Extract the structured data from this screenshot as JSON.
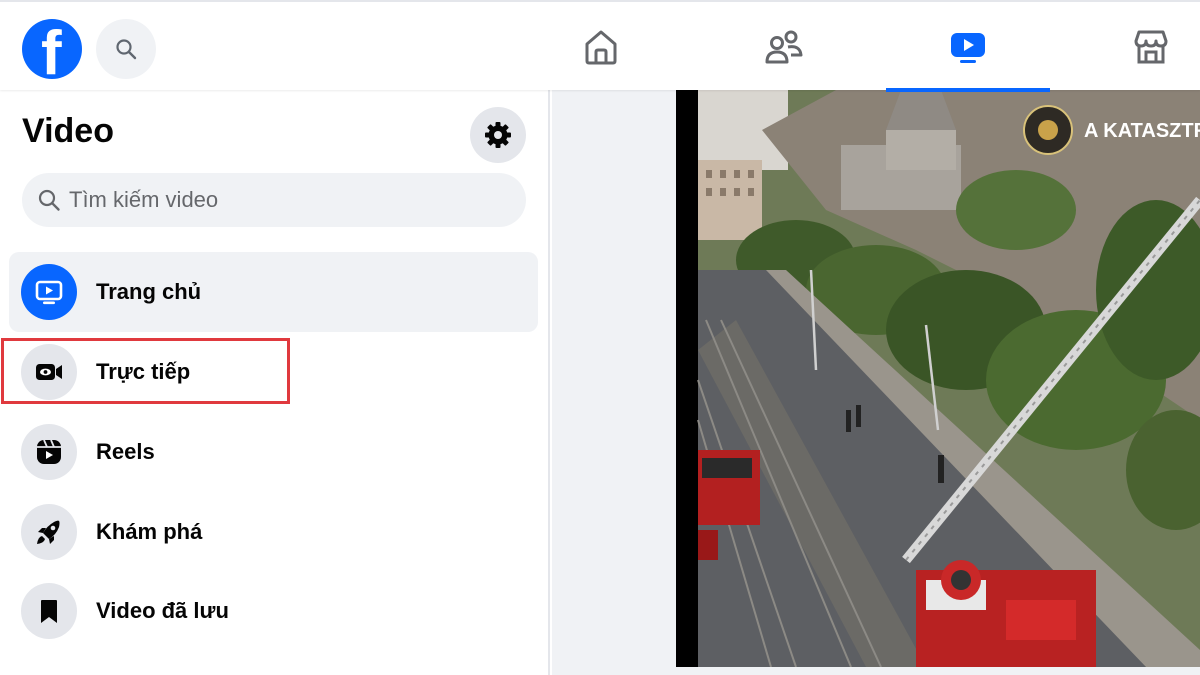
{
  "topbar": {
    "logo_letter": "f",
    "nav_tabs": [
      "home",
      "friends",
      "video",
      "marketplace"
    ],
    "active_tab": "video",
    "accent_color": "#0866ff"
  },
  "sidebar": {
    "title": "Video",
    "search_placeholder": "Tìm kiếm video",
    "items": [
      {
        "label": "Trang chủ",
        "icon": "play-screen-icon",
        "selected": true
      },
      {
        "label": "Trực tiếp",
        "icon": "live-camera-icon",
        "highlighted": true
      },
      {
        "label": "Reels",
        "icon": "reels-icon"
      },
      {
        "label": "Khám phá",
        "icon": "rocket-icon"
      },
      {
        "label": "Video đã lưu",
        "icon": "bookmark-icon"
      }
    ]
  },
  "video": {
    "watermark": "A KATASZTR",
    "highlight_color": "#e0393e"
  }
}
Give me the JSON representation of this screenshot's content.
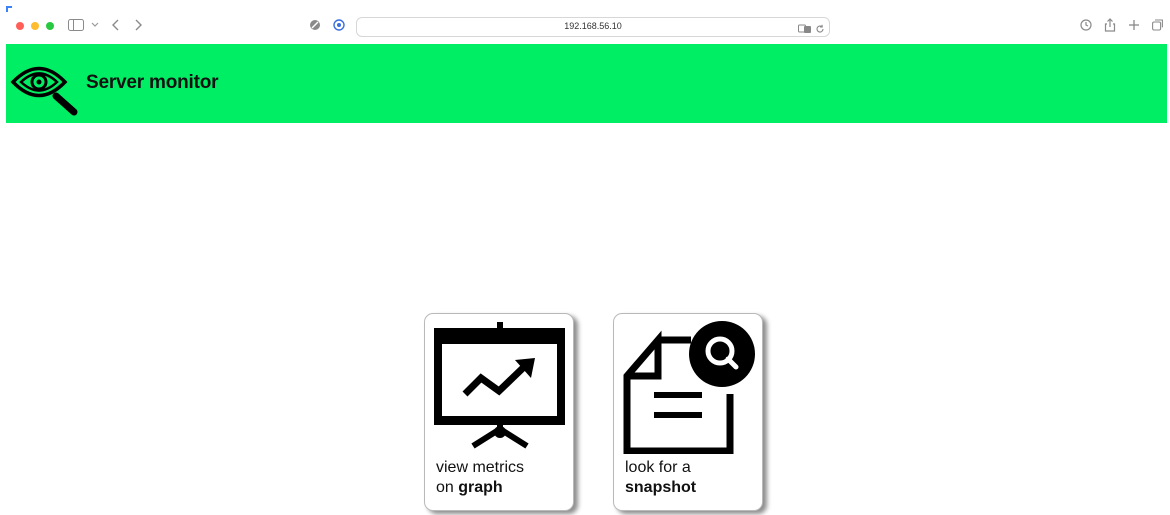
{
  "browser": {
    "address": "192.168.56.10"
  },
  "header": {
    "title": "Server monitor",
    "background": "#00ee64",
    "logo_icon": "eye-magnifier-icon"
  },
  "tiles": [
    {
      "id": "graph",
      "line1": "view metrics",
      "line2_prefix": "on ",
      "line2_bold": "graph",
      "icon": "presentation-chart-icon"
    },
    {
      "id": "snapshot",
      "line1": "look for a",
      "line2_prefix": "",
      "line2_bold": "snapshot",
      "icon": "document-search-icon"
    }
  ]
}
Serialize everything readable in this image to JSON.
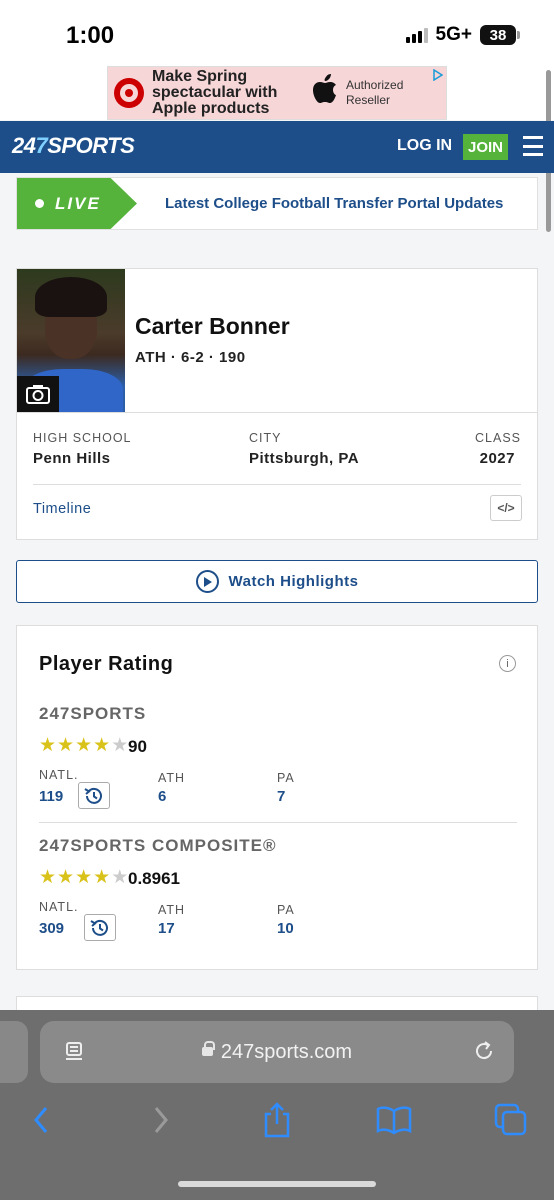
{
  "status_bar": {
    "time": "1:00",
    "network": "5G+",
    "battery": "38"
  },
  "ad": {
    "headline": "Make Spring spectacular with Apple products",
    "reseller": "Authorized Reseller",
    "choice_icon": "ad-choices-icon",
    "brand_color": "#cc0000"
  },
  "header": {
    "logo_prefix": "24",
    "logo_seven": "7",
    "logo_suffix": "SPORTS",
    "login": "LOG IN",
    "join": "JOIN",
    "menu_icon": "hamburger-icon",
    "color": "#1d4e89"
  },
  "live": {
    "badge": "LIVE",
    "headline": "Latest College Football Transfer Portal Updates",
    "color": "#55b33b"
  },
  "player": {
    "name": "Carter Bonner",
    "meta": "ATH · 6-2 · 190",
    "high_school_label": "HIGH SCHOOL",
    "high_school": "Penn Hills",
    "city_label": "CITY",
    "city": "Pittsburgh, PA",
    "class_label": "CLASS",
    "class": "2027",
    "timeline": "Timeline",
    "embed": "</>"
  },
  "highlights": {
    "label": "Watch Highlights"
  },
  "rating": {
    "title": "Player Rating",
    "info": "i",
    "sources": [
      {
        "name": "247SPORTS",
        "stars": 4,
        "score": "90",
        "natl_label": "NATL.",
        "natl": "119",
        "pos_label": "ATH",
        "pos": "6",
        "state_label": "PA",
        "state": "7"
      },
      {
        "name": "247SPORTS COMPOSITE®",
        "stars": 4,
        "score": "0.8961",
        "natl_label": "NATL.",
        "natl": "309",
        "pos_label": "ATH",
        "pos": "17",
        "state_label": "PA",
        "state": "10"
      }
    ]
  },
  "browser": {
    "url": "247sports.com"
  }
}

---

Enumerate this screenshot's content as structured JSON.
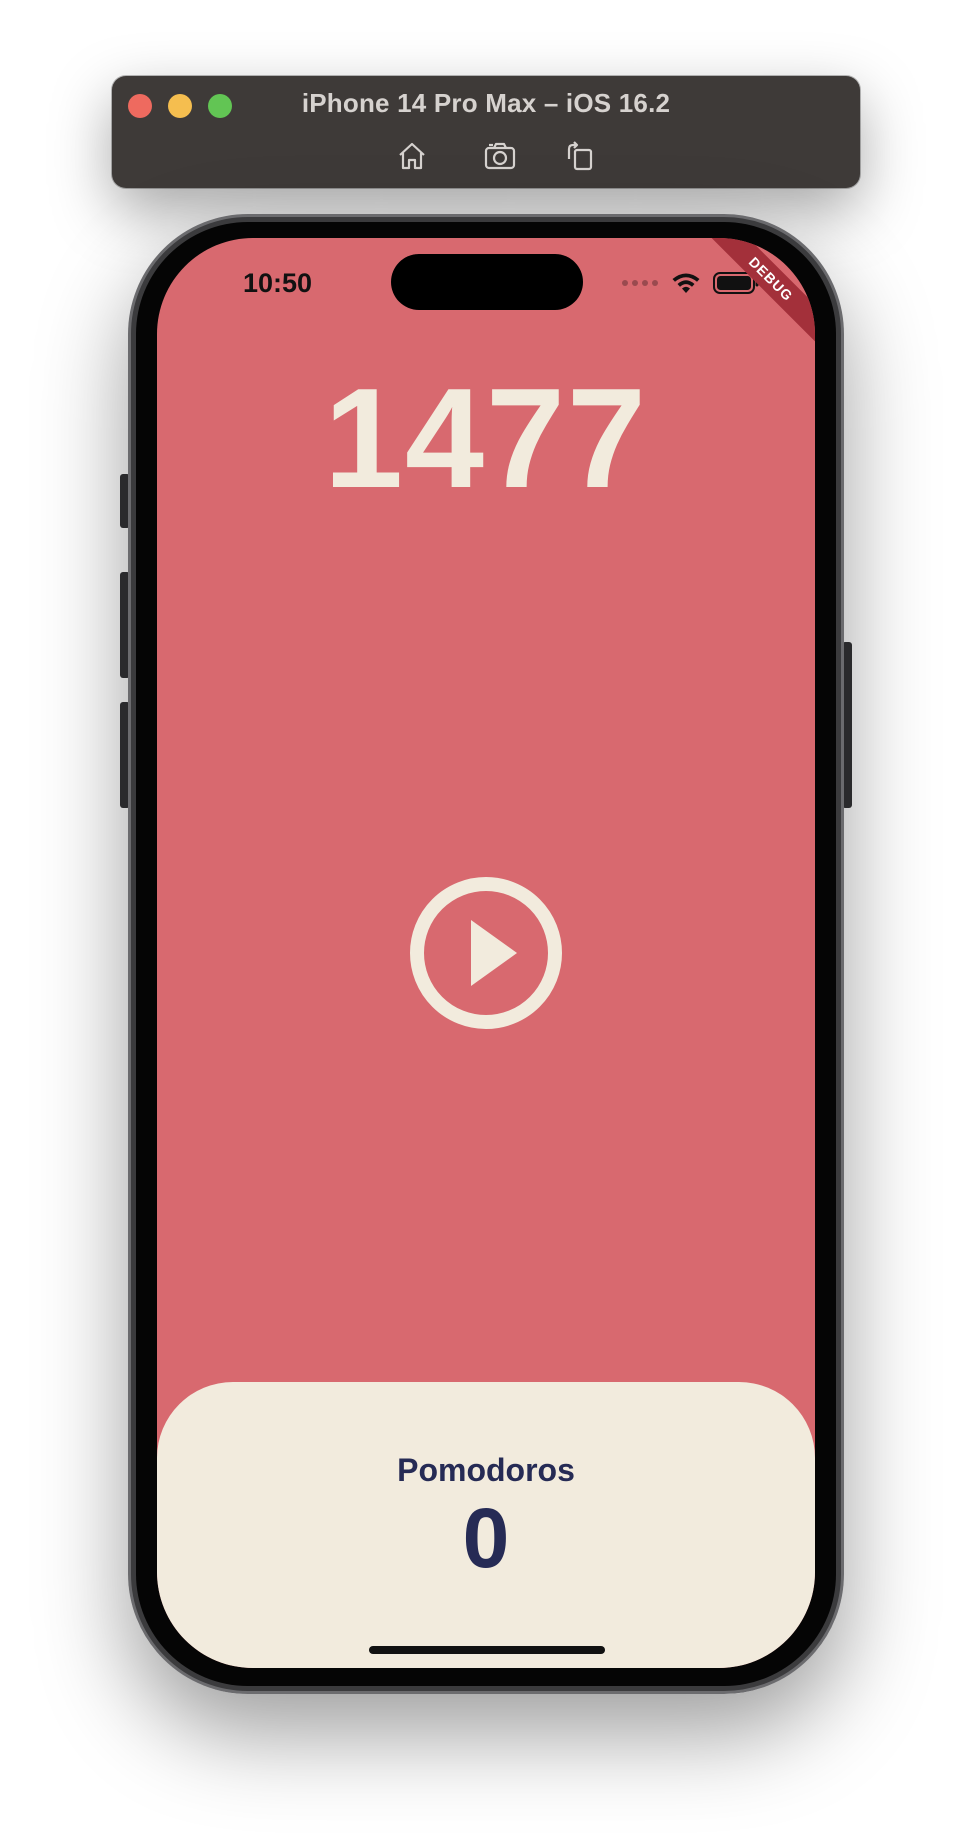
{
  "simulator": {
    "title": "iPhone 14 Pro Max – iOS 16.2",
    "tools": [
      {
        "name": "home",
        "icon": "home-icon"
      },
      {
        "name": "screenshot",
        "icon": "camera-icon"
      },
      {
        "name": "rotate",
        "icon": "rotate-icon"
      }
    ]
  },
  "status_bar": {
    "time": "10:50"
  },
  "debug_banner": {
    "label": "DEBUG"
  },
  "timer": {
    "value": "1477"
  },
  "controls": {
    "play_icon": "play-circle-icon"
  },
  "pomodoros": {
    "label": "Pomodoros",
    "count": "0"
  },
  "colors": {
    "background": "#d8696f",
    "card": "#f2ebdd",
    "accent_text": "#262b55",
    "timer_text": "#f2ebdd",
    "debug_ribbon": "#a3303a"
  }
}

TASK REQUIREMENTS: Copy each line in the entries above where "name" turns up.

TASK RESPONSE:
    "name": "Carter Bonner",
        "name": "247SPORTS",
        "name": "247SPORTS COMPOSITE®",
        "name": "home",
        "name": "screenshot",
        "name": "rotate",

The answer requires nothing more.